    Yes, use them. But the first order of business is to keep the bad guys out of the database!

    • Encryption done well? I would use something like a standard passowrd object in mysql, postgres or others. Shouldn’t that be encrypted satisfactorily?

  23. Dude the exact same thing happened to me when I broke the unhappy news to Hell Pizza in New Zealand last year. I had journalists from the NZPA and Herald on Sunday ringing me to ask why I was trying to shake them down.

    Happy days.

    Funny thing is a couple of weeks later when they realised I’m not Lisbeth Salander they mellowed and seemed quite nice.

  24. Markus is an awful person. I have dealt with him as a former POf user.

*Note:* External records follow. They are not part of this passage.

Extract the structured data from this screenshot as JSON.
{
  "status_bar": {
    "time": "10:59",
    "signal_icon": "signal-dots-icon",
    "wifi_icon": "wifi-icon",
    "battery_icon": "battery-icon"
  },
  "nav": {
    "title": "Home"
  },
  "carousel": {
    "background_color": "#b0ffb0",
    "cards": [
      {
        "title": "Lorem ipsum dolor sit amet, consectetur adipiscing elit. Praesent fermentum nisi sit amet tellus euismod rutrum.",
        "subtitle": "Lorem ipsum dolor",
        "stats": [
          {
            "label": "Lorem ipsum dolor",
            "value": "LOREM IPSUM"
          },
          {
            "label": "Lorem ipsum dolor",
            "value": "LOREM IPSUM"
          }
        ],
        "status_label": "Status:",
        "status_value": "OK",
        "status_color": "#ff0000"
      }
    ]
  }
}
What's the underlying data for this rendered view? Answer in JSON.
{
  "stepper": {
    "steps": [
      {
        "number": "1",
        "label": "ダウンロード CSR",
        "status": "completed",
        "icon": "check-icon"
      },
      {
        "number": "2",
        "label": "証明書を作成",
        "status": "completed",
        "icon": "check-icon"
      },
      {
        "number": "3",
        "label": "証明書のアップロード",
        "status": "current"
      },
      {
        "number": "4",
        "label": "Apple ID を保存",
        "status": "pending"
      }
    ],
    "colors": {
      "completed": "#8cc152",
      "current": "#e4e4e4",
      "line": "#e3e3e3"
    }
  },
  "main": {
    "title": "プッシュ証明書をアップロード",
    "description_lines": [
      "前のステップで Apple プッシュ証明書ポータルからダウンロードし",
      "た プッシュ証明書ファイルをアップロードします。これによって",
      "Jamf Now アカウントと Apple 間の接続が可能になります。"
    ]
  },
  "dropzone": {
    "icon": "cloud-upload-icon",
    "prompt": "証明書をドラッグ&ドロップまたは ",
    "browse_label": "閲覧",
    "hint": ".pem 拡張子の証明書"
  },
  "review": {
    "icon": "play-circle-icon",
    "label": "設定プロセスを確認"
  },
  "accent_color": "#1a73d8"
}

Not a nice guy at all.

  25. SourceForge did it right:

    http://sourceforge.net/blog/sourceforge-net-attack/

    But then; their example shows that even the best get cracked; (not hacked).

  26. Remember what happened with the Gawker breach? It wasn’t do much problem that people’s Gawker accounts got hacked, but that their email addresses and passwords were revealed.

    If you have 30 million email addresses and passwords, then you can bet that a lot of those are used on other sites too. It won’t take long for someone to exploit that..

  27. Well, I would never use POF.com but do know enough about online dating companies to share that the reaction from POF.com should be a red flag to their user community to leave the site for match, chemistry, e-harmony, lavalife or whatever. The response from the top should be that of concern for the users first, then shareholders then the company itself. Instead, this Markus person is responding just like a mad 10 year-old would when someone doesn’t share his matchbox car in the sandbox. If you are on POF.com, do the world a favor and delete it! If there’s not a facebook fanpage for POF deletions I am sure there will be soon! Gr8 job as always Brian! Your reporting is always right on!

  28. I would imagine that, absent some sort of unique matching algorithm, a dating site’s main value lies in its user base.

    It seems to me that risking the confidence of your users by not taking elementary precautions is very foolish, from a purely business p.o.v.

    If so, the CEO is willing to bet a significant chunk of his business’ value that his users do not care about security and thus will stick around despite this breach, or he himself was unaware or unconcerned about this issue. The former suggests someone who is quite risk-tolerant. The latter, someone who is rather too aloof, IMO.

    Of course, a profile I read yesterday ( http://www.inc.com/magazine/20090101/and-the-money-comes-rolling-in.html ) said he works 1 hour a day, so he simply may not have had time to become aware of these matters.

  29. Whitehat by day, blackhat by night eh Brian? Were on to you buddy! hah.

    Oh yeah, Chris says the following in his Grumomedia interview.

    “because there was a serial killer, murdering people from the website.”

    Yet on one has commented on THAT.